My late father’s old pickle fork- that he probably bought in the ’60’s- has SAVED MY ASS more times than I can count. Definitely a top-5 must-have tool.
Don’t be a MacGruber. SPELL IT THE RIGHT WAY!
David, you have the patience of Job. I’ve worked on my share of rusty suspension components here in southern NE but without my oxy-propane rig, I think I would have reached for the sledgehammer to put that car out of its misery…. BTW, oxy-propane works very similare to oxy-acetylene for most tasks (not gas welding) but you don’t have the worries of the acetylene tank tipping over and blowing up….
It looks like that bushing was not hardened steel, so an oscillating saw with a metal cutting blade probably would have worked much better than the sawzall – it looks like you should have been able to get it all the way through the bolt based on what one can discern from the photos. Go buy your own compressor and air tools when you get back to Michigan – you will smile every time you use them.
You need to add an oxy/acetylene torch to your tool box, especially if you’re going to work on Michigany cars. With one of those this would have been a 15 min job.
But then, it wouldn’t have been this long of an article……
Good on you David for trying to do the right thing, and helping out your friends, even at the expense of hurting your wrist the process. Yet I truly feel your pain and frustration here. Jesus. This ordeal feels like a journey of a thousand steps taken just to be able to move a foot forward. There has got to be a better way to skin this cat…And some folks wonder why I will never own another GM pos? They engineer their shit like a retarded and blind monkey with ADHD. NFW, ever! BTW, you are blessed to have such a good friend here. One who places your problems above his own common sense in order to help you out…

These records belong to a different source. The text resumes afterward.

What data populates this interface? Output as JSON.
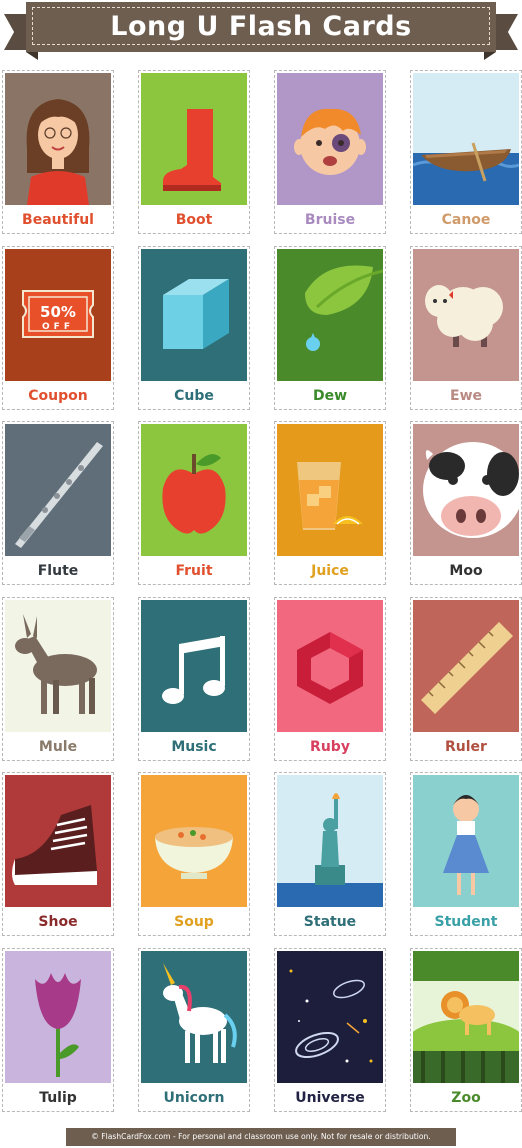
{
  "title": "Long U Flash Cards",
  "footer": "© FlashCardFox.com - For personal and classroom use only. Not for resale or distribution.",
  "cards": [
    {
      "label": "Beautiful",
      "color": "#e0502e",
      "bg": "#8a7466",
      "icon": "woman-icon"
    },
    {
      "label": "Boot",
      "color": "#e0502e",
      "bg": "#8cc63f",
      "icon": "boot-icon"
    },
    {
      "label": "Bruise",
      "color": "#a98bbf",
      "bg": "#b196c8",
      "icon": "bruised-boy-icon"
    },
    {
      "label": "Canoe",
      "color": "#d09a6a",
      "bg": "#d5ecf5",
      "icon": "canoe-icon"
    },
    {
      "label": "Coupon",
      "color": "#e0502e",
      "bg": "#a8401c",
      "icon": "coupon-icon"
    },
    {
      "label": "Cube",
      "color": "#2f6f78",
      "bg": "#2f6f78",
      "icon": "cube-icon"
    },
    {
      "label": "Dew",
      "color": "#3a8a2a",
      "bg": "#4a8a2a",
      "icon": "dew-leaf-icon"
    },
    {
      "label": "Ewe",
      "color": "#b98a84",
      "bg": "#c4948e",
      "icon": "sheep-icon"
    },
    {
      "label": "Flute",
      "color": "#333a40",
      "bg": "#5f6e78",
      "icon": "flute-icon"
    },
    {
      "label": "Fruit",
      "color": "#e0502e",
      "bg": "#8cc63f",
      "icon": "apple-icon"
    },
    {
      "label": "Juice",
      "color": "#e0a020",
      "bg": "#e59a1c",
      "icon": "juice-icon"
    },
    {
      "label": "Moo",
      "color": "#333333",
      "bg": "#c4948e",
      "icon": "cow-icon"
    },
    {
      "label": "Mule",
      "color": "#8a7a6a",
      "bg": "#f2f5e6",
      "icon": "mule-icon"
    },
    {
      "label": "Music",
      "color": "#2f6f78",
      "bg": "#2f6f78",
      "icon": "music-note-icon"
    },
    {
      "label": "Ruby",
      "color": "#d84060",
      "bg": "#f2687e",
      "icon": "ruby-icon"
    },
    {
      "label": "Ruler",
      "color": "#b05040",
      "bg": "#c0655a",
      "icon": "ruler-icon"
    },
    {
      "label": "Shoe",
      "color": "#8a2a2a",
      "bg": "#b03a3a",
      "icon": "shoe-icon"
    },
    {
      "label": "Soup",
      "color": "#e0a020",
      "bg": "#f5a43a",
      "icon": "soup-icon"
    },
    {
      "label": "Statue",
      "color": "#2f6f78",
      "bg": "#d5ecf5",
      "icon": "statue-of-liberty-icon"
    },
    {
      "label": "Student",
      "color": "#3aa0a8",
      "bg": "#8ad0cf",
      "icon": "student-icon"
    },
    {
      "label": "Tulip",
      "color": "#333333",
      "bg": "#c8b4dc",
      "icon": "tulip-icon"
    },
    {
      "label": "Unicorn",
      "color": "#2f6f78",
      "bg": "#2f6f78",
      "icon": "unicorn-icon"
    },
    {
      "label": "Universe",
      "color": "#222244",
      "bg": "#1c1e3c",
      "icon": "galaxy-icon"
    },
    {
      "label": "Zoo",
      "color": "#4a8a2a",
      "bg": "#e8f4d8",
      "icon": "zoo-lion-icon"
    }
  ]
}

I said the same thing about Ford when I owned one. Never again.
What you really should invest in is a portable oxy-acetylene torch. I have a cheapo from HF and it has saved me countless hours of labor.
Second that, just had to remove a cat on my G35x to replace the front driveshaft. There wasn’t enough nut/bolt head left to even imagine that a socket could be of any use so the flame wrench came out and fixed that issue in short order. Forget mapp gas, acetylene and oxygen is where the function is at.
>Plus, there’s a little clunk in the steering column, but it’s nothing major.
Intermediate steering shaft? GMs of the time seemed to be notorious for that – the midsize Epsilons at least, but probably other models too. I don’t think there was really a fix for it, just grease it and then do it again down the line when it starts back up.
My GMT800 has had this since it was about 5 years old. 45-180 degrees of steering angle and hitting some bumps, sounds like someone bouncing a tennis ball between a racket and a wall quickly
Guarantee that’s it. They’re notorious for failing on the Cobalt/G5. My Wife’s G5 went through 3 of them.
I am amazed you’ve went this long without an air chisel. I used to wrench on rusty shit quite a bit and that was one of the first things I had out. It was pretty much muscle memory. Nice move with the pickle fork! Amazing what a BFH with a little focused expansion can do.
ALL your fams & friends CANNOT wait for you to source cars in Cali for them. A little 3-in-0ne, a slight taptap, coupla wiper blades……Jason’s yer Uncle!
Maybe the most emotional and physical effort ever expended on “The Poorer Man’s PT Cruiser”
Your reward will be in heaven, if not on earth.
-and having creative friends helps
You are a true mensch. Jamie too.
I’m not sure if this is the case where if it ends well all is good. It’s fun to read about David’s rust struggles but boy I’m starting to feel for him.